Suppose you suffered damage to the existing facility and need an accurate estimate to rebuild a hog facility. In that case, the Douglas Agricultural Cost Guide maintains the latest cost data, regulatory impacts, and design differences.
Estimating the Rebuild Cost of a Swine Facility
The critical differences that exist between types of hog farms typically elude inexperienced estimators. Square footage, wall height, roof design, and materials provide a loose baseline to consider when determining the rebuild cost of a hog or swine facility. But articulating a replacement estimate based on these standard measures misses the mark. These are factors the Douglas Agricultural Cost Guide accounts for when estimating the replacement cost of a swine facility.

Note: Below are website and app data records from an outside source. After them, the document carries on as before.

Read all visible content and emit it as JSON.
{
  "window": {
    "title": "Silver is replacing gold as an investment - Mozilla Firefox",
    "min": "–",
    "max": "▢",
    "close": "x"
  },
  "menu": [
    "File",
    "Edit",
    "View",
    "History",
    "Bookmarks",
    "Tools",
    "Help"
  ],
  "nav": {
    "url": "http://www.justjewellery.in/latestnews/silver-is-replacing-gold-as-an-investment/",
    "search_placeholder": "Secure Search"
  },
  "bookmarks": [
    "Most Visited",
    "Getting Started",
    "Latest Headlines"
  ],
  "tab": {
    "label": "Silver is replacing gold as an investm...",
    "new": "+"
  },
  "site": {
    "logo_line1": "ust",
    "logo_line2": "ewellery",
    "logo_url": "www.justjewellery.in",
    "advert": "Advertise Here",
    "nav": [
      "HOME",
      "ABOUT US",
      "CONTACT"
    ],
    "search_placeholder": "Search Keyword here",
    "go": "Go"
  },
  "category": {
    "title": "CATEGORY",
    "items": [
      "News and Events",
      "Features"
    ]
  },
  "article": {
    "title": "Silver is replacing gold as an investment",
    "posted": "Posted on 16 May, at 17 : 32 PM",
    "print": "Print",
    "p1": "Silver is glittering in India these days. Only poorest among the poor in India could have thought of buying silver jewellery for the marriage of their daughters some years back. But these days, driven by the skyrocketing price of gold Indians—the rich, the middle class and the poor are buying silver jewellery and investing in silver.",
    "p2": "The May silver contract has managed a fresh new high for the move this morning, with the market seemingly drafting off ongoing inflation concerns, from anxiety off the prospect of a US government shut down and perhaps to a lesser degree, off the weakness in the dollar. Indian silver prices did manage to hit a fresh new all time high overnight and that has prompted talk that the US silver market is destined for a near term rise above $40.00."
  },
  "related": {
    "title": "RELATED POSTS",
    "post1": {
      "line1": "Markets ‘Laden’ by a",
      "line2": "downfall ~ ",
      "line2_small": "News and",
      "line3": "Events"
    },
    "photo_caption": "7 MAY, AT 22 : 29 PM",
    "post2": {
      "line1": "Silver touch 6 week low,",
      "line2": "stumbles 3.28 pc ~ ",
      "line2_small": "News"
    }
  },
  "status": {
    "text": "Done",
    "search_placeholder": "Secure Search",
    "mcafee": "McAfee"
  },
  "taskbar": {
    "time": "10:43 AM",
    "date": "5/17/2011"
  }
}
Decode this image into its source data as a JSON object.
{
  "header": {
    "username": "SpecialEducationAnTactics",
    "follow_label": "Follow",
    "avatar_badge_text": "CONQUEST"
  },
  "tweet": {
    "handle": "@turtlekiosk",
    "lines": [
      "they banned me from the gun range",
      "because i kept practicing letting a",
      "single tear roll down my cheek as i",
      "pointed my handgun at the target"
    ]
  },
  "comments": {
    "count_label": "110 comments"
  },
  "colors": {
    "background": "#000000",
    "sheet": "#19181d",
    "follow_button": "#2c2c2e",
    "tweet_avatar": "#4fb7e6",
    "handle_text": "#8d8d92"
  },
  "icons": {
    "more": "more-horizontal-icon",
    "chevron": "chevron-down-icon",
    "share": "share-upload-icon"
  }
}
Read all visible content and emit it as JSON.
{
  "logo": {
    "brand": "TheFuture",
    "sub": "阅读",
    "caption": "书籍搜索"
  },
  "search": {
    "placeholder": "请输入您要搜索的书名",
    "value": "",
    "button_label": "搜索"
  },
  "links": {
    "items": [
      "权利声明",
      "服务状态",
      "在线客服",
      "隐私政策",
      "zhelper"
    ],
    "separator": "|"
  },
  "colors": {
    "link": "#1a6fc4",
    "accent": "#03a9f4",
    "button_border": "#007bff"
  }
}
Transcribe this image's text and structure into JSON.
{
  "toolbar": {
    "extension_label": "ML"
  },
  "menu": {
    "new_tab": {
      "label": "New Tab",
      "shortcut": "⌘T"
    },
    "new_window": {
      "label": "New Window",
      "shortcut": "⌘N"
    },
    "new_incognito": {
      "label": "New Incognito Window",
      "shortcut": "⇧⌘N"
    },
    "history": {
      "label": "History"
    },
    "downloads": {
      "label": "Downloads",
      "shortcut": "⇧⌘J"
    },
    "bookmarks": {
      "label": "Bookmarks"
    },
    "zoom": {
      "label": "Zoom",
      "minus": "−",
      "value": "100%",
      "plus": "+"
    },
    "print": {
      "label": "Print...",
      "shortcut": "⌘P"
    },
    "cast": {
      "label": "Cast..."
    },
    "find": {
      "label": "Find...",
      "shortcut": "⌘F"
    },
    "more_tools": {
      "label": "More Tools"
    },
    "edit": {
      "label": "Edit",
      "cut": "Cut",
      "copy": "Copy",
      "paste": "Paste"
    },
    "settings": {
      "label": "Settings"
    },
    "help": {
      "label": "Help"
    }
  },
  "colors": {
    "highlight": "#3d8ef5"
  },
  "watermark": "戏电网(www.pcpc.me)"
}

Building officials may require engineering reports when unusual soil conditions exist, or structural design tables are exceeded.
Agricultural professionals often require a rebuilt facility to fit with farm planning. This may call for the new structure to change site drainage or move further away from water sources.
Shifting the hog operation from Farrow-to-Wean to Farrow-to-Finish calls for wide-reaching facility changes. When a hog barn has been damaged beyond repair, it may be in your best interest to rebuild in a way that provides opportunities.
Structural Integrity of the Hog Facility:
Given that the existing hog facility was damaged, rebuilding with materials that deflect high winds, hold up to snow accumulations, and other severe weather may significantly change cost projections.
It’s not uncommon for inspectors to insist on design and even location changes following a site inspection. Ground and surface water tend to be driving factors for an inspector to require changes.
Insurance adjusters and contractors who are not intimately experienced with hog farms are unlikely to understand the subtle but important differences between Farrow-to-Finish, Farrow-to-Nursery, Farrow-to-Wean, Wean-to-Finish, and Finishing operations. It’s impossible to include cost factors when comparing facilities that are basically apples and oranges.
Douglas Agricultural Cost Guide Provides Accurate Hog Facility Estimates
If you own a hog farming operation, it’s essential to have a secure estimate that people in the insurance and construction sector agree is accurate. The Douglas Agricultural Cost Guide offers inexpensive short-term use that delivers detailed and reliable estimates. By insisting all stakeholders use a mutually agreeable system when estimating the rebuild cost of a swine facility, unexpected cost overruns can be avoided. The Douglas Agricultural Cost Guide brings three decades of experience to every estimate and is routinely updated with the latest data.